▼

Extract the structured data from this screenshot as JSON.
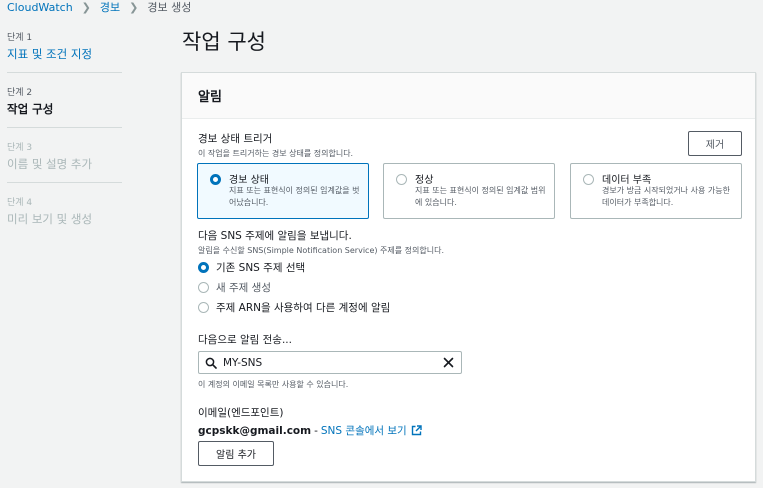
{
  "breadcrumb": {
    "items": [
      "CloudWatch",
      "경보",
      "경보 생성"
    ]
  },
  "steps": [
    {
      "num": "단계 1",
      "label": "지표 및 조건 지정"
    },
    {
      "num": "단계 2",
      "label": "작업 구성"
    },
    {
      "num": "단계 3",
      "label": "이름 및 설명 추가"
    },
    {
      "num": "단계 4",
      "label": "미리 보기 및 생성"
    }
  ],
  "page_title": "작업 구성",
  "panel": {
    "title": "알림",
    "trigger": {
      "label": "경보 상태 트리거",
      "description": "이 작업을 트리거하는 경보 상태를 정의합니다.",
      "remove_label": "제거",
      "options": [
        {
          "label": "경보 상태",
          "description": "지표 또는 표현식이 정의된 임계값을 벗어났습니다.",
          "selected": true
        },
        {
          "label": "정상",
          "description": "지표 또는 표현식이 정의된 임계값 범위에 있습니다.",
          "selected": false
        },
        {
          "label": "데이터 부족",
          "description": "경보가 방금 시작되었거나 사용 가능한 데이터가 부족합니다.",
          "selected": false
        }
      ]
    },
    "sns": {
      "label": "다음 SNS 주제에 알림을 보냅니다.",
      "description": "알림을 수신할 SNS(Simple Notification Service) 주제를 정의합니다.",
      "options": [
        {
          "label": "기존 SNS 주제 선택",
          "selected": true
        },
        {
          "label": "새 주제 생성",
          "selected": false
        },
        {
          "label": "주제 ARN을 사용하여 다른 계정에 알림",
          "selected": false
        }
      ]
    },
    "send_to": {
      "label": "다음으로 알림 전송...",
      "value": "MY-SNS",
      "hint": "이 계정의 이메일 목록만 사용할 수 있습니다."
    },
    "endpoint": {
      "label": "이메일(엔드포인트)",
      "email": "gcpskk@gmail.com",
      "separator": "-",
      "console_link": "SNS 콘솔에서 보기"
    },
    "add_notification_label": "알림 추가"
  },
  "colors": {
    "accent": "#0073bb",
    "text": "#16191f",
    "muted": "#545b64",
    "disabled": "#aab7b8"
  }
}
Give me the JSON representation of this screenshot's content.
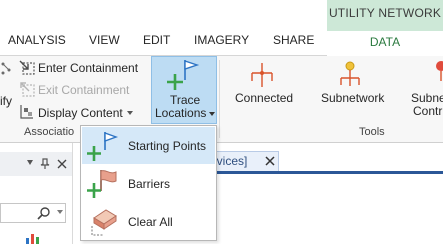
{
  "ribbon_tabs": {
    "contextual_group": "UTILITY NETWORK",
    "analysis": "ANALYSIS",
    "view": "VIEW",
    "edit": "EDIT",
    "imagery": "IMAGERY",
    "share": "SHARE",
    "data": "DATA"
  },
  "association_group": {
    "identify_partial": "ify",
    "enter_containment": "Enter Containment",
    "exit_containment": "Exit Containment",
    "display_content": "Display Content",
    "group_label_partial": "Associatio"
  },
  "tools_group": {
    "trace_locations_line1": "Trace",
    "trace_locations_line2": "Locations",
    "connected": "Connected",
    "subnetwork": "Subnetwork",
    "subnet_partial_line1": "Subne",
    "subnet_partial_line2": "Contr",
    "group_label": "Tools"
  },
  "trace_locations_menu": {
    "items": [
      {
        "label": "Starting Points",
        "icon": "starting-point-flag-icon"
      },
      {
        "label": "Barriers",
        "icon": "barrier-flag-icon"
      },
      {
        "label": "Clear All",
        "icon": "eraser-icon"
      }
    ]
  },
  "map_tab": {
    "label_partial": "ervices]"
  },
  "colors": {
    "contextual_header": "#cde8d7",
    "data_tab_text": "#2b7a3f",
    "trace_button_active": "#bddcf3",
    "menu_hover": "#d5e8f8",
    "green_plus": "#3aa34a",
    "flag_blue": "#2d74c4",
    "barrier_flag": "#e8a08c"
  }
}
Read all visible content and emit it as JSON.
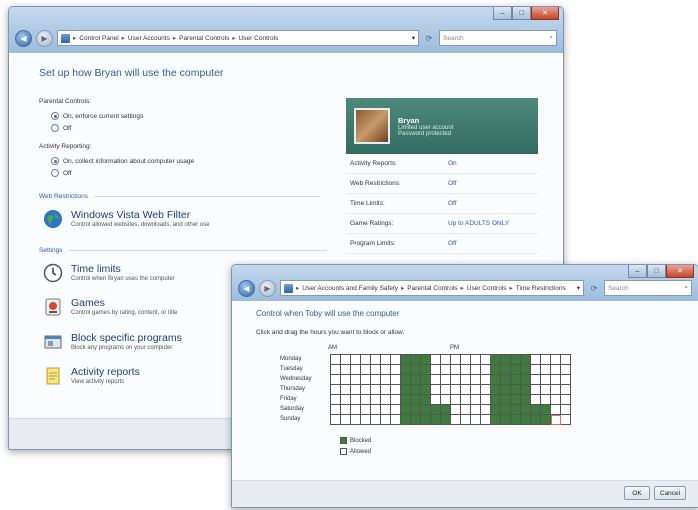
{
  "window1": {
    "breadcrumb": [
      "Control Panel",
      "User Accounts",
      "Parental Controls",
      "User Controls"
    ],
    "search_placeholder": "Search",
    "heading": "Set up how Bryan will use the computer",
    "parental_controls": {
      "label": "Parental Controls:",
      "options": [
        "On, enforce current settings",
        "Off"
      ],
      "selected": 0
    },
    "activity_reporting": {
      "label": "Activity Reporting:",
      "options": [
        "On, collect information about computer usage",
        "Off"
      ],
      "selected": 0
    },
    "web_section": "Web Restrictions",
    "web_filter": {
      "title": "Windows Vista Web Filter",
      "desc": "Control allowed websites, downloads, and other use"
    },
    "settings_section": "Settings",
    "settings": [
      {
        "title": "Time limits",
        "desc": "Control when Bryan uses the computer",
        "icon": "clock-icon"
      },
      {
        "title": "Games",
        "desc": "Control games by rating, content, or title",
        "icon": "games-icon"
      },
      {
        "title": "Block specific programs",
        "desc": "Block any programs on your computer",
        "icon": "programs-icon"
      },
      {
        "title": "Activity reports",
        "desc": "View activity reports",
        "icon": "reports-icon"
      }
    ],
    "user_card": {
      "name": "Bryan",
      "line1": "Limited user account",
      "line2": "Password protected"
    },
    "summary": [
      {
        "key": "Activity Reports:",
        "value": "On"
      },
      {
        "key": "Web Restrictions:",
        "value": "Off"
      },
      {
        "key": "Time Limits:",
        "value": "Off"
      },
      {
        "key": "Game Ratings:",
        "value": "Up to ADULTS ONLY"
      },
      {
        "key": "Program Limits:",
        "value": "Off"
      }
    ]
  },
  "window2": {
    "breadcrumb": [
      "User Accounts and Family Safety",
      "Parental Controls",
      "User Controls",
      "Time Restrictions"
    ],
    "search_placeholder": "Search",
    "heading": "Control when Toby will use the computer",
    "instruction": "Click and drag the hours you want to block or allow.",
    "hour_labels": {
      "am": "AM",
      "pm": "PM"
    },
    "days": [
      "Monday",
      "Tuesday",
      "Wednesday",
      "Thursday",
      "Friday",
      "Saturday",
      "Sunday"
    ],
    "blocked_hours": [
      [
        7,
        8,
        9,
        16,
        17,
        18,
        19
      ],
      [
        7,
        8,
        9,
        16,
        17,
        18,
        19
      ],
      [
        7,
        8,
        9,
        16,
        17,
        18,
        19
      ],
      [
        7,
        8,
        9,
        16,
        17,
        18,
        19
      ],
      [
        7,
        8,
        9,
        16,
        17,
        18,
        19
      ],
      [
        7,
        8,
        9,
        10,
        11,
        16,
        17,
        18,
        19,
        20,
        21
      ],
      [
        7,
        8,
        9,
        10,
        11,
        16,
        17,
        18,
        19,
        20,
        21
      ]
    ],
    "legend": {
      "blocked": "Blocked",
      "allowed": "Allowed"
    },
    "ok_label": "OK",
    "cancel_label": "Cancel",
    "colors": {
      "blocked": "#3f7b3f",
      "allowed": "#ffffff"
    }
  }
}
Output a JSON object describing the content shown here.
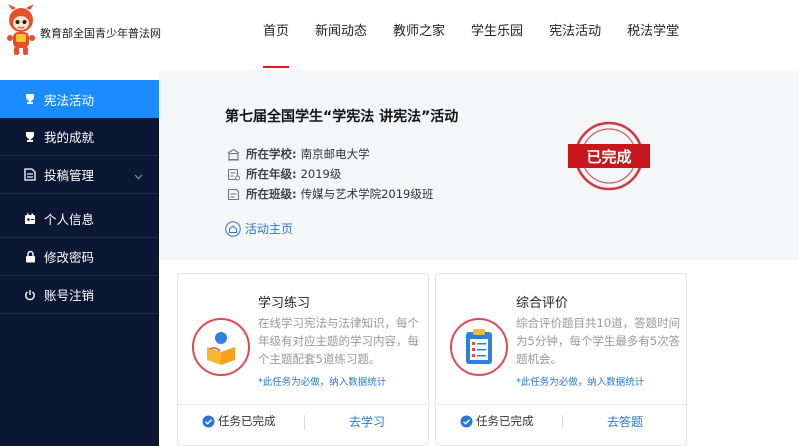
{
  "header": {
    "site_title": "教育部全国青少年普法网",
    "nav": [
      {
        "label": "首页",
        "active": true
      },
      {
        "label": "新闻动态"
      },
      {
        "label": "教师之家"
      },
      {
        "label": "学生乐园"
      },
      {
        "label": "宪法活动"
      },
      {
        "label": "税法学堂"
      }
    ]
  },
  "sidebar": {
    "items": [
      {
        "label": "宪法活动",
        "icon": "trophy-icon",
        "active": true
      },
      {
        "label": "我的成就",
        "icon": "trophy-icon"
      },
      {
        "label": "投稿管理",
        "icon": "document-icon",
        "expandable": true
      },
      {
        "label": "个人信息",
        "icon": "id-card-icon"
      },
      {
        "label": "修改密码",
        "icon": "lock-icon"
      },
      {
        "label": "账号注销",
        "icon": "power-icon"
      }
    ]
  },
  "activity": {
    "title": "第七届全国学生“学宪法 讲宪法”活动",
    "school_label": "所在学校:",
    "school": "南京邮电大学",
    "grade_label": "所在年级:",
    "grade": "2019级",
    "class_label": "所在班级:",
    "class": "传媒与艺术学院2019级班",
    "home_link": "活动主页",
    "stamp_text": "已完成"
  },
  "cards": [
    {
      "title": "学习练习",
      "description": "在线学习宪法与法律知识，每个年级有对应主题的学习内容，每个主题配套5道练习题。",
      "note": "*此任务为必做，纳入数据统计",
      "status": "任务已完成",
      "action": "去学习",
      "icon": "reading-student-icon"
    },
    {
      "title": "综合评价",
      "description": "综合评价题目共10道，答题时间为5分钟，每个学生最多有5次答题机会。",
      "note": "*此任务为必做，纳入数据统计",
      "status": "任务已完成",
      "action": "去答题",
      "icon": "clipboard-icon"
    }
  ],
  "colors": {
    "accent_blue": "#1a8cff",
    "sidebar_bg": "#0b1733",
    "stamp_red": "#c8161d",
    "link_blue": "#2a78d4"
  }
}
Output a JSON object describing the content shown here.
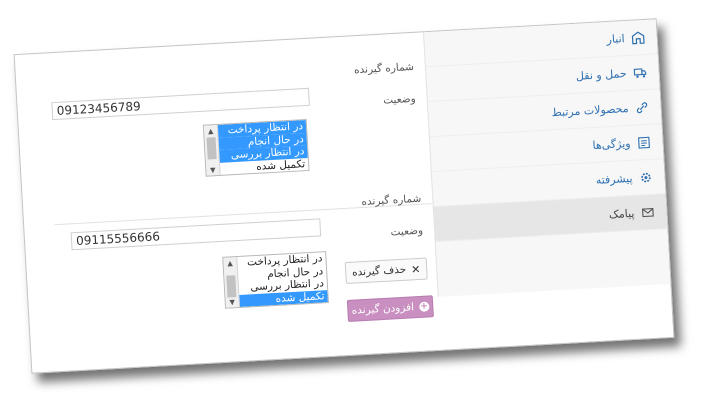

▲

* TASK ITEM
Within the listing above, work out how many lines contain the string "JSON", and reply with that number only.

* RESPONSE AREA
5